Brent Leatherwood pledged Monday (March 20) that the Ethics & Religious Liberty Commission stands ready to represent Southern Baptists well in an America beleaguered by darkness and division.
“We will build and reconstitute this team to meet the demands of the times we find ourselves in, fulfill the assignment given to us by our churches over a century ago, and do all we can to bring honor and glory to the name and saving grace of Jesus Christ,” Leatherwood said at an installation service hosted by Brentwood Baptist Church in Brentwood, Tennessee.
Leatherwood, elected unanimously Sept. 13 as president of the ERLC, was challenged in the service to stand firmly on biblical principles as he leads the organization that speaks on behalf of 14 million Southern Baptists.
The man he replaced, Russell Moore, described Leatherwood as the “perfect person” to lead the ERLC.
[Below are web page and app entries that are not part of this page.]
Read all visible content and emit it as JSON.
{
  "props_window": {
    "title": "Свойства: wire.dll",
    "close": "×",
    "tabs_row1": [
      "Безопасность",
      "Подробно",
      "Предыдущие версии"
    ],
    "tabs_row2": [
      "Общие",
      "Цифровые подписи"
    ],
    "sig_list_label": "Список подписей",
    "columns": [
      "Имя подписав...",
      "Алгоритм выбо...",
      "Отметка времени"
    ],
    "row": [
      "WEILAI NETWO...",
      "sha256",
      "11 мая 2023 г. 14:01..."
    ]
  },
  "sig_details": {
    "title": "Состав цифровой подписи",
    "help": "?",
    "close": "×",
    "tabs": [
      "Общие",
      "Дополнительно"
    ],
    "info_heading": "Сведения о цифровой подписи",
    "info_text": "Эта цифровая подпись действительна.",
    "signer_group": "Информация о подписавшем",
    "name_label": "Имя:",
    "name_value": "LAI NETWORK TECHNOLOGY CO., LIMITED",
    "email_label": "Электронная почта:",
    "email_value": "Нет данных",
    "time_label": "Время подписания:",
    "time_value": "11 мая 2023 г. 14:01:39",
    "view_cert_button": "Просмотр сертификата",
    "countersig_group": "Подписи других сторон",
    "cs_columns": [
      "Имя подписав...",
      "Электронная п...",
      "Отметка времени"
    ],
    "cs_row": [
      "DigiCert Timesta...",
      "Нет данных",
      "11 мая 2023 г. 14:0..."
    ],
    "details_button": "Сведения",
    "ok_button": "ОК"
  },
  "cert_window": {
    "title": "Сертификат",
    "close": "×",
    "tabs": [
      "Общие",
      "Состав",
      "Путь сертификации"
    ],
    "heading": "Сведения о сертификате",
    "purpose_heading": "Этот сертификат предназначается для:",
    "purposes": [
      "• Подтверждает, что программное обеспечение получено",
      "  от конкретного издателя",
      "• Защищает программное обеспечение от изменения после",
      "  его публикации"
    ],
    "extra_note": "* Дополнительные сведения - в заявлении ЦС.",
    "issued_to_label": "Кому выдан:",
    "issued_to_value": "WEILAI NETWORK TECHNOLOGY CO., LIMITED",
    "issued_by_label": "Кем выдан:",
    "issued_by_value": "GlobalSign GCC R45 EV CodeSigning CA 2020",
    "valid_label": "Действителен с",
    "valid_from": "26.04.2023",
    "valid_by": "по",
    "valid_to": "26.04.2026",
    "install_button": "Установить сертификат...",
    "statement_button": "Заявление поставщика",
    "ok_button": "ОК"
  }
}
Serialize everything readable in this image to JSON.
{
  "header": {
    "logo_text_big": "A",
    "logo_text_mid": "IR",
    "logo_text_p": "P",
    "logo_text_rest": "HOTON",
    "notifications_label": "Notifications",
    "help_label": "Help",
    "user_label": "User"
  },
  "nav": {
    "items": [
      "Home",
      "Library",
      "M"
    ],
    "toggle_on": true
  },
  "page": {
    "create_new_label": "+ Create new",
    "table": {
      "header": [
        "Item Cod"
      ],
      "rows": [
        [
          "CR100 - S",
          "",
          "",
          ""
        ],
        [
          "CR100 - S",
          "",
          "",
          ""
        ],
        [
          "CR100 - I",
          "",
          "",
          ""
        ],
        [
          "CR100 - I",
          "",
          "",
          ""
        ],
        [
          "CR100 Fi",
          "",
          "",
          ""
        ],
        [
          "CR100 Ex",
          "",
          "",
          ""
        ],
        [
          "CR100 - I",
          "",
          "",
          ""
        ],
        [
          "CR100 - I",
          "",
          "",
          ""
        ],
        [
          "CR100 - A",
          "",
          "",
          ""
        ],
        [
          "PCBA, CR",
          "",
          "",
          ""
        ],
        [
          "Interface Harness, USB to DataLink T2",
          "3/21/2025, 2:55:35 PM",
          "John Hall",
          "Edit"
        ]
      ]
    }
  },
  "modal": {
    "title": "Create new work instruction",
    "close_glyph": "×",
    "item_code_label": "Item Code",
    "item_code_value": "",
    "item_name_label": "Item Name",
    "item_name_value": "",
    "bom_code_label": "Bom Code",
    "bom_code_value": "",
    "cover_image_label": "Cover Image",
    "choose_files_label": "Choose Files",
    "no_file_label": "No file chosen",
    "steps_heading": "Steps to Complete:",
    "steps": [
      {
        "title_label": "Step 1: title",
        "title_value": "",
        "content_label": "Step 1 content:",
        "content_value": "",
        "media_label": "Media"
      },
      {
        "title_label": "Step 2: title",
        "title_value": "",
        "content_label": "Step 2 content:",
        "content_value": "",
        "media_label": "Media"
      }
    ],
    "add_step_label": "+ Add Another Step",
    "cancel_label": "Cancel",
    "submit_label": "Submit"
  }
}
“I could not be more overjoyed that someone of such character and giftedness as you is in this seat,” Moore said in a video recorded specifically for the installation service.
“You, Brent, are the perfect person to serve as ERLC president, because you’re Brent Leatherwood, and you have demonstrated the kind of integrity and character and giftedness that we all know,” Moore said. “I really would have no more advice for you than to be Brent Leatherwood under the lordship of Jesus Christ and the power of the Holy Spirit.”
Leatherwood, former executive director of the Tennessee Republican Party, had served as the ERLC’s acting president for a year before being voted into the permanent role. He had previously served as the ERLC’s director of strategic partnerships and as chief of staff.
He has also served as director of communications and policy strategy in the Tennessee General Assembly and as a senior congressional staffer on Capitol Hill.
Brentwood Baptist Church pastor Mike Glenn said that while the people gathered at his church wanted the installation service to be “momentous, deep and sacred,” they were also mindful that it was a time of “great joy and optimism.”
Glenn prayed that God would grant Leatherwood discernment, wisdom and courage in his new role.
“We feel You leading, as a church body, to set aside Brent leatherwood to be the thoughtful conscience of our convention, to help us understand the issues, and respond to them most graciously and biblically,” Glenn prayed.
Former ERLC President Richard Land said there’s never been a more important time to have a strong and effective ERLC.
“If you do your job right,” Land told Leatherwood in a video address, “sooner or later you’re going to make everybody unhappy.”
That, he said, is the nature of the job.
“I can assure you that whatever the challenges are,” Land continued, “being president of the [ERLC] is a tremendous privilege, and it brings with it some remarkable opportunities.”
Lori Bova, who served on the search committee that recommended Leatherwood as president, said his love for and loyalty to the ERLC is inspiring to all who know him.
Bova challenged Leatherwood to “remain tightly tethered to Jesus” so that he can receive “the fruit that comes from abiding with Him.”
SBC First Vice President Victor Chayasirisobho reminded Leatherwood who he is ultimately serving.
“You are serving the living God,” he said. “You are serving the King of Kings and the Lord of Lords. And always remember who you are to Him, His child. So, serve Him. I charge you to serve Him well.”
Challenges ahead but ‘never without hope’
Leatherwood said the country seems to be besieged by a mixture of extreme individualism, loneliness and despair.
“In Baptist life, cooperation is being strained,” he said. “Each day seems to bring new events, new legal challenges and moments that seem to be conspiring against us.”
In some instances, he said, something “devious” is occurring. “Figures and voices have emerged that are seeking to gain attention, followers and influence,” he said. “They would do this even at the expense of cooperation on the essentials that have long been a hallmark of our churches.”
Leatherwood talked of “a dark public square, a distressed convention and division all around us.”
“But as a Christ follower,” he said, “I’m never without hope.”